In another big break from the film, Sephiroth knocks Zack off of a platform when he accosts him, wholly so that he can make this a boss battle. I have to say, Sephiroth did put up a better fight than most of the previous bosses, but we still weren’t in any huge danger. After the first phase of the battle, Sephiroth declares himself the “chosen one” and destroys part of the floor, leaving both combatants on a thin causeway as “One Winged Angel” played in the background. The game threatened that Zack could be pushed off the causeway for an instant Game Over here by being pushed back to the edge, but frankly our OP status made this completely inconsequential, and any sense of threat I might have sensed in the first half of the fight seemed to have vanished. Maybe I just wasn’t on my game during the first phase.

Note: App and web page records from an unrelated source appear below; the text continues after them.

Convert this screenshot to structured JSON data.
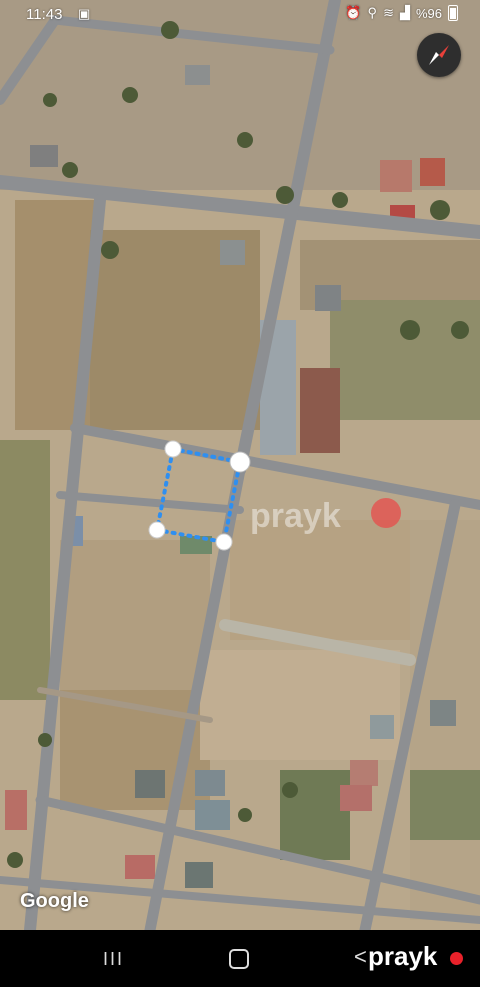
{
  "status_bar": {
    "time": "11:43",
    "battery": "%96",
    "icons": [
      "image-icon",
      "alarm-icon",
      "location-icon",
      "wifi-icon",
      "signal-icon",
      "battery-icon"
    ]
  },
  "map": {
    "provider_logo": "Google",
    "watermark": "prayk",
    "compass_icon": "compass-icon"
  },
  "nav_bar": {
    "recent_glyph": "III",
    "back_glyph": "<",
    "brand": "prayk"
  },
  "colors": {
    "measure_line": "#2f8ff0",
    "brand_dot": "#e8212a",
    "compass_needle": "#e8403a"
  }
}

Curiously, when Sephiroth uses his special attacks in this battle, he addressed Zack as a “traitor.” This is an odd choice of word, given that in FFVII, we learn that his big beef with Zack, Nibelheim… frankly everybody… is the fact that they’re humans. It’s not like Zack, say, “became a human later on” or something. Nitpicking, I know.

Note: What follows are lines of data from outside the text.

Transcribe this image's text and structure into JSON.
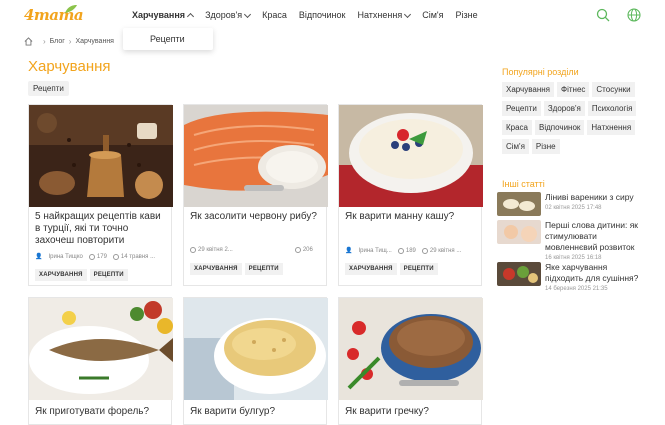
{
  "brand": {
    "logo_text": "4mama"
  },
  "nav": {
    "items": [
      {
        "label": "Харчування",
        "chevron": "up",
        "active": true
      },
      {
        "label": "Здоров'я",
        "chevron": "down"
      },
      {
        "label": "Краса"
      },
      {
        "label": "Відпочинок"
      },
      {
        "label": "Натхнення",
        "chevron": "down"
      },
      {
        "label": "Сім'я"
      },
      {
        "label": "Різне"
      }
    ],
    "dropdown_item": "Рецепти",
    "icons": [
      "search-icon",
      "globe-icon"
    ]
  },
  "breadcrumb": {
    "items": [
      "Блог",
      "Харчування"
    ]
  },
  "page": {
    "title": "Харчування",
    "filter_tag": "Рецепти"
  },
  "cards": [
    {
      "title": "5 найкращих рецептів кави в турції, які ти точно захочеш повторити",
      "author": "Ірина Тищко",
      "views": "179",
      "date": "14 травня ...",
      "tags": [
        "ХАРЧУВАННЯ",
        "РЕЦЕПТИ"
      ]
    },
    {
      "title": "Як засолити червону рибу?",
      "author": "",
      "views": "206",
      "date": "29 квітня 2...",
      "tags": [
        "ХАРЧУВАННЯ",
        "РЕЦЕПТИ"
      ]
    },
    {
      "title": "Як варити манну кашу?",
      "author": "Ірина Тищ...",
      "views": "189",
      "date": "29 квітня ...",
      "tags": [
        "ХАРЧУВАННЯ",
        "РЕЦЕПТИ"
      ]
    },
    {
      "title": "Як приготувати форель?"
    },
    {
      "title": "Як варити булгур?"
    },
    {
      "title": "Як варити гречку?"
    }
  ],
  "sidebar": {
    "popular_title": "Популярні розділи",
    "popular_tags": [
      "Харчування",
      "Фітнес",
      "Стосунки",
      "Рецепти",
      "Здоров'я",
      "Психологія",
      "Краса",
      "Відпочинок",
      "Натхнення",
      "Сім'я",
      "Різне"
    ],
    "other_title": "Інші статті",
    "other_articles": [
      {
        "title": "Ліниві вареники з сиру",
        "date": "02 квітня 2025 17:48"
      },
      {
        "title": "Перші слова дитини: як стимулювати мовленнєвий розвиток",
        "date": "16 квітня 2025 16:18"
      },
      {
        "title": "Яке харчування підходить для сушіння?",
        "date": "14 березня 2025 21:35"
      }
    ]
  },
  "colors": {
    "accent": "#f2a41d",
    "icon_green": "#5cb85c",
    "chip_bg": "#f1f1f1"
  }
}
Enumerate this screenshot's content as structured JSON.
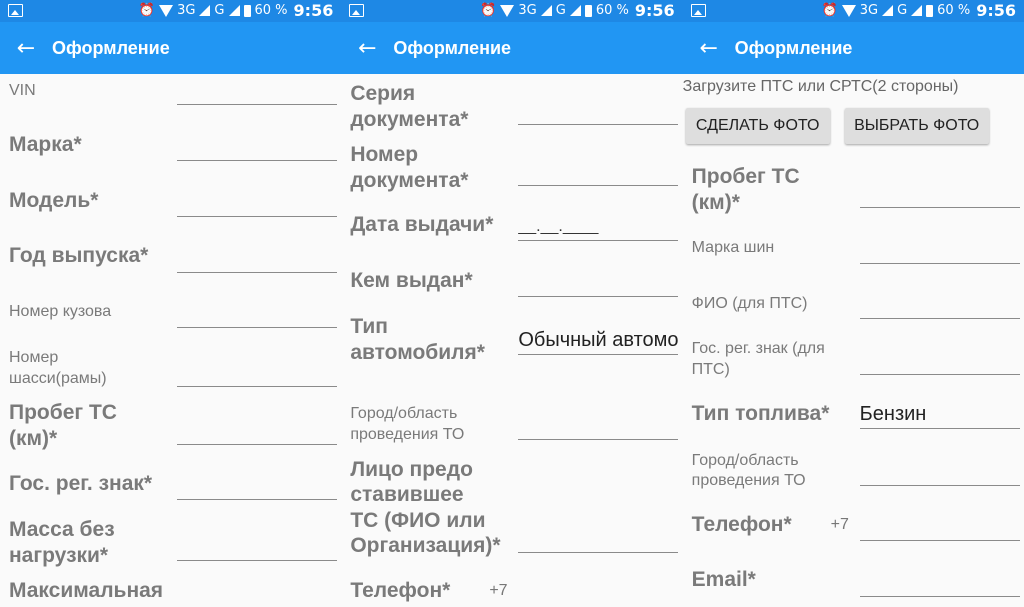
{
  "status": {
    "network": "3G",
    "network2": "G",
    "battery": "60 %",
    "time": "9:56"
  },
  "toolbar": {
    "title": "Оформление",
    "back_glyph": "←"
  },
  "screen1": {
    "vin": "VIN",
    "brand": "Марка*",
    "model": "Модель*",
    "year": "Год выпуска*",
    "body_number": "Номер кузова",
    "chassis_line1": "Номер",
    "chassis_line2": "шасси(рамы)",
    "mileage_line1": "Пробег ТС",
    "mileage_line2": "(км)*",
    "plate": "Гос. рег. знак*",
    "mass_line1": "Масса без",
    "mass_line2": "нагрузки*",
    "max": "Максимальная"
  },
  "screen2": {
    "series_line1": "Серия",
    "series_line2": "документа*",
    "number_line1": "Номер",
    "number_line2": "документа*",
    "issue_date": "Дата выдачи*",
    "issue_date_mask": "__.__.____",
    "issued_by": "Кем выдан*",
    "car_type_line1": "Тип",
    "car_type_line2": "автомобиля*",
    "car_type_value": "Обычный автомобиль",
    "city_line1": "Город/область",
    "city_line2": "проведения ТО",
    "person_line1": "Лицо предо",
    "person_line2": "ставившее",
    "person_line3": "ТС (ФИО или",
    "person_line4": "Организация)*",
    "phone": "Телефон*",
    "phone_prefix": "+7"
  },
  "screen3": {
    "upload_hint": "Загрузите ПТС или СРТС(2 стороны)",
    "take_photo": "СДЕЛАТЬ ФОТО",
    "choose_photo": "ВЫБРАТЬ ФОТО",
    "mileage_line1": "Пробег ТС",
    "mileage_line2": "(км)*",
    "tires": "Марка шин",
    "fio": "ФИО (для ПТС)",
    "plate_line1": "Гос. рег. знак (для",
    "plate_line2": "ПТС)",
    "fuel": "Тип топлива*",
    "fuel_value": "Бензин",
    "city_line1": "Город/область",
    "city_line2": "проведения ТО",
    "phone": "Телефон*",
    "phone_prefix": "+7",
    "email": "Email*"
  },
  "colors": {
    "statusbar": "#1e88e5",
    "toolbar": "#2196f3",
    "background": "#fafafa"
  }
}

Sephiroth knocks Zack back into the original room with the monster-filled pods, and then turns his back to go fetch Jenova, even though, for all he knows, Zack is still alive back there. Sure enough, someone comes up behind him, but it’s not Zack like you might expect, but Cloud, who collects the Buster Sword and runs Sephiroth through. Which is kind of impressive, because that is not a stabbing sword! Sephiroth just sort of turns around after Cloud removes the blade, as though he didn’t have a giant Buster Sword-shaped hole in his chest, but finally collapses after an exaggerated pause. Cloud then also turns his back on Sephiroth, without checking to make sure he’s dead. Or as I put in my notes: “Crisis Core: Where everyone is stupid.” Naturally, Sephiroth arrives in the next room carrying Jenova’s head, a rather garish decision but I suppose one that makes a certain degree of twisted sense, given that he probably can’t carry her whole body in his condition.
Zack, too injured to stand, urges Cloud to finish Sephiroth, and Cloud launches into one of his signature Bravers, his first Limit Break, only for Sephiroth to impale him. But somehow, Cloud finds the strength to turn this around and life Sephiroth up himself, even though the sword is in his chest. Sephiroth apparently goes along with this (even though you’d think getting down would be as simple as letting go of the sword), and Cloud tosses him off a ledge, where I’m sure he’s dead and will never hurt anyone ever again, just like Genesis.
Cloud manages to limp back to the other room, where both he and Zack collapse.